Each CBC circle has a compiler to organize the participants and tabulate the final numbers. Past Mount Desert Island compilers include Acadia National Park ranger Paul Favour, William Townsend and College of the Atlantic professor William Drury. Townsend transferred his responsibilities to ornithologist Michael Good in 1995.
The data collected each year leads to a deeper understanding about bird species on Mount Desert Island and adds to the decades of MDICBC data of the past. There are many ways to enhance understanding of birds including other local CBC’s in Blue Hill, Ellsworth and Schoodic. There is nothing like winter birding in Maine. Below is the bird list compiled since 1970 and all the birds seen during this year’s MDICBC. Over the years, 123 species have been documented and recorded.
Over the many decades, the MDICBC has been held on the first Saturday of the count period. Collectively our experiences include festive blue-sky days like Dec 19, 2020, or horizontal rain, snow and combinations of both. The coldest days have been 20-30 below zero, complicating the entire experience for birds and humans. Through it all, everyone who participates has an avian learning experience, a unique journey and quiet, isolated moments all their own, which become data and something useful to local and global ornithology. Winter birding meets all COVID-19 standards for social distancing and it is a great time for everyone.
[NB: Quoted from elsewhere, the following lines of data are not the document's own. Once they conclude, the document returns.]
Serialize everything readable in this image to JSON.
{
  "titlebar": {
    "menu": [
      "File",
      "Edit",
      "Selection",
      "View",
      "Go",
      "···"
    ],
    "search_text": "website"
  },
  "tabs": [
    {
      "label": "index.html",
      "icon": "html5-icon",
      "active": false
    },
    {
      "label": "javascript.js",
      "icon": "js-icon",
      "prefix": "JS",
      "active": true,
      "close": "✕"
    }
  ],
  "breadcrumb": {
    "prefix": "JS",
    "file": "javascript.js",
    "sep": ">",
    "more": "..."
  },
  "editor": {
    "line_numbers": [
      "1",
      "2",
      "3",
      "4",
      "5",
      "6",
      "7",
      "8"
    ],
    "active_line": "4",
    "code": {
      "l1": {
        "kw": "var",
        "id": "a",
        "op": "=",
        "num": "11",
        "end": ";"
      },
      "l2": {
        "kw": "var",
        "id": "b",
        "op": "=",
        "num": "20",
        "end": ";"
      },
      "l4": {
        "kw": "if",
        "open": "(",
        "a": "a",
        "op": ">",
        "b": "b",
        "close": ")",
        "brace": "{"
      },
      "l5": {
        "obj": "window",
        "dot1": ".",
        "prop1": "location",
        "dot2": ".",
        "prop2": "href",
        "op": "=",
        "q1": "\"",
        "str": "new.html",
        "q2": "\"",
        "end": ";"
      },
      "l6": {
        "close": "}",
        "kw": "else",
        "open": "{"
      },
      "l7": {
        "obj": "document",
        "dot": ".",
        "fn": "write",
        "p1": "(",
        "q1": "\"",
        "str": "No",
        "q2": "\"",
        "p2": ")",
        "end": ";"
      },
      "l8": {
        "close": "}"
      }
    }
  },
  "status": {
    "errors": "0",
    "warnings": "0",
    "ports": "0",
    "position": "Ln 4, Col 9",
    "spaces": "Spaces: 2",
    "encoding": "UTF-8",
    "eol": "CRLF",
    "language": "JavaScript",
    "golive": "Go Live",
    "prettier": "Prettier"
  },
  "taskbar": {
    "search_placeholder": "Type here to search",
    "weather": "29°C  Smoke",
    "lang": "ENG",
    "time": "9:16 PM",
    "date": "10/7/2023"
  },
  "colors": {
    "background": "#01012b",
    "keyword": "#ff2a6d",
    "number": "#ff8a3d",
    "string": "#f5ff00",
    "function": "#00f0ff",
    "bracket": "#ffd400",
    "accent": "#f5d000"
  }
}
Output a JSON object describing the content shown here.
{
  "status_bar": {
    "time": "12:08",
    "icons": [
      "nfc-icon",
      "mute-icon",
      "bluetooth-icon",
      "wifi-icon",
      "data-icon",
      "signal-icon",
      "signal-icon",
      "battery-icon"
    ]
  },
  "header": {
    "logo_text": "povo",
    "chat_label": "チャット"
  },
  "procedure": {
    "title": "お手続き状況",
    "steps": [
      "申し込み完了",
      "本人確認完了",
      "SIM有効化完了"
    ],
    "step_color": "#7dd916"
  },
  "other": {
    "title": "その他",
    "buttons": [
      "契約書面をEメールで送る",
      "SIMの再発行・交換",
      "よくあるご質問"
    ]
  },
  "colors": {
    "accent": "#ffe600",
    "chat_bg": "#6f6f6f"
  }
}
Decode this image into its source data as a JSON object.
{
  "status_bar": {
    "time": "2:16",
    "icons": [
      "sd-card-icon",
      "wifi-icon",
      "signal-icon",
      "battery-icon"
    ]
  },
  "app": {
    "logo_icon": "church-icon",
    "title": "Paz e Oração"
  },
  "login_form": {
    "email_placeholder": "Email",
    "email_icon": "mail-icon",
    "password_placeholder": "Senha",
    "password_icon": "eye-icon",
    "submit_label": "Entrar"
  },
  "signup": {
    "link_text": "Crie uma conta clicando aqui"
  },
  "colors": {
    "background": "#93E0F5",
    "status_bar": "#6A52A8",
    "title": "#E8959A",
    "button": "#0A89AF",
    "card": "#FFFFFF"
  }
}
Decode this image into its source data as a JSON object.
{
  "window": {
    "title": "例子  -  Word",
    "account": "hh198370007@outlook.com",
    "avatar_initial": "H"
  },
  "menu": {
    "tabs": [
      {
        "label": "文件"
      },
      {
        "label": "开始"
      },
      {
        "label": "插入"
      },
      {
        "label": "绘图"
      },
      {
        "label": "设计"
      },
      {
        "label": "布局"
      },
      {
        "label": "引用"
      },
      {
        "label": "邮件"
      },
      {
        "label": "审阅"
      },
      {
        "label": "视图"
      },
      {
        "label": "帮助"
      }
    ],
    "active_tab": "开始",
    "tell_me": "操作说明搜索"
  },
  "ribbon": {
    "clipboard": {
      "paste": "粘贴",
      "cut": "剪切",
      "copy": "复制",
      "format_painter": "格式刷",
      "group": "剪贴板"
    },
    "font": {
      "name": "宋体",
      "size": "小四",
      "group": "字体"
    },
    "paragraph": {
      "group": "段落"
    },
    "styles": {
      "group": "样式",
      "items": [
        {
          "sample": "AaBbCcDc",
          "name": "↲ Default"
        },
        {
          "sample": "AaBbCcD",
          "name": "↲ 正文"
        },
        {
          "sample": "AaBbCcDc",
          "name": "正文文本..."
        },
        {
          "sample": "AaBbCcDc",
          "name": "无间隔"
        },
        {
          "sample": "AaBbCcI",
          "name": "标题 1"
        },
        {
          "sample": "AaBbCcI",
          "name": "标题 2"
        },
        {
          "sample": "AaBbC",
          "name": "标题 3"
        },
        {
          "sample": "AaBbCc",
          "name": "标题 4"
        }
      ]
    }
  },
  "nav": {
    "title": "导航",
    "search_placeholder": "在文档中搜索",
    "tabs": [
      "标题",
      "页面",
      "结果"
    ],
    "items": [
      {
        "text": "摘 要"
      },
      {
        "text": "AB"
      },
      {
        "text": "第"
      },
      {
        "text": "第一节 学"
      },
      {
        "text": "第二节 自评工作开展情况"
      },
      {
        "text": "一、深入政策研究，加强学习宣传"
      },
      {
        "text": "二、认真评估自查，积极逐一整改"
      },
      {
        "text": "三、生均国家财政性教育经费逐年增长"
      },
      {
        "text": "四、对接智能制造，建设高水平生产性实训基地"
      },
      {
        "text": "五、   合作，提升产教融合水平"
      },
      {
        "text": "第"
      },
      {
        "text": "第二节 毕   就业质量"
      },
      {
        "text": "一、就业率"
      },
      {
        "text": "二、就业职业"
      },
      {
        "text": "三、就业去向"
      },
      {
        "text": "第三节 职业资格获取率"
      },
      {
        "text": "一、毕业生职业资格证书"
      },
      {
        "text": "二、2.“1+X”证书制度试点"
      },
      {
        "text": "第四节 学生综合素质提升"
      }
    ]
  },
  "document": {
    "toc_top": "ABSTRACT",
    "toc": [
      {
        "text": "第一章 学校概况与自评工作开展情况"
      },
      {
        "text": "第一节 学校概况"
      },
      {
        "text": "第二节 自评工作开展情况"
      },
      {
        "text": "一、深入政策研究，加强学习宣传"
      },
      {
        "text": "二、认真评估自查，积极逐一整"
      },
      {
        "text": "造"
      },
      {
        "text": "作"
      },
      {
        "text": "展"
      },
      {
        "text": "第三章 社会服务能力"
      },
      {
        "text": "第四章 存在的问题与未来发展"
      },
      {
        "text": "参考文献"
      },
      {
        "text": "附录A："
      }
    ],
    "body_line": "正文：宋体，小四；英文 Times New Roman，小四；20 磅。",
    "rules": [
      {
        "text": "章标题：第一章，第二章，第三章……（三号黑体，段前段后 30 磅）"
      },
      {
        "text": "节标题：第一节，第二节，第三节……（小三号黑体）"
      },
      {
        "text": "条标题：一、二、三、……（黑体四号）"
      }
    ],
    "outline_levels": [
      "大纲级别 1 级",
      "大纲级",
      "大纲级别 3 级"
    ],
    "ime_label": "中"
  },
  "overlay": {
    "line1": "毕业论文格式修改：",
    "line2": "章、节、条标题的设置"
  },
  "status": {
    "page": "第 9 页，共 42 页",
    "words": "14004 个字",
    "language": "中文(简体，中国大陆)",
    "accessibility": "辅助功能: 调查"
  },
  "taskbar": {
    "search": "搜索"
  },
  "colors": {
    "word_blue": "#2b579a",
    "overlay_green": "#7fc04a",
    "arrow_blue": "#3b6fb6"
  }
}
Editor’s Note: Michael J. Good is the MDI Compiler and maintains the Three Pines Bird Sanctuary in Town Hill.
Dec. 19, 2020, MDI CBC summary of bird species recorded:
|0||Great Blue Heron|
|5||Mallard X Blk Duck|
|173||American Black Duck|
|0||Hoody X Goldeneye|
|47||Great B-b Gull|
|0||Great Horned Owl|
|10||Am. Tree Sparrow|
|0||Emberizidae sp. Sparrow|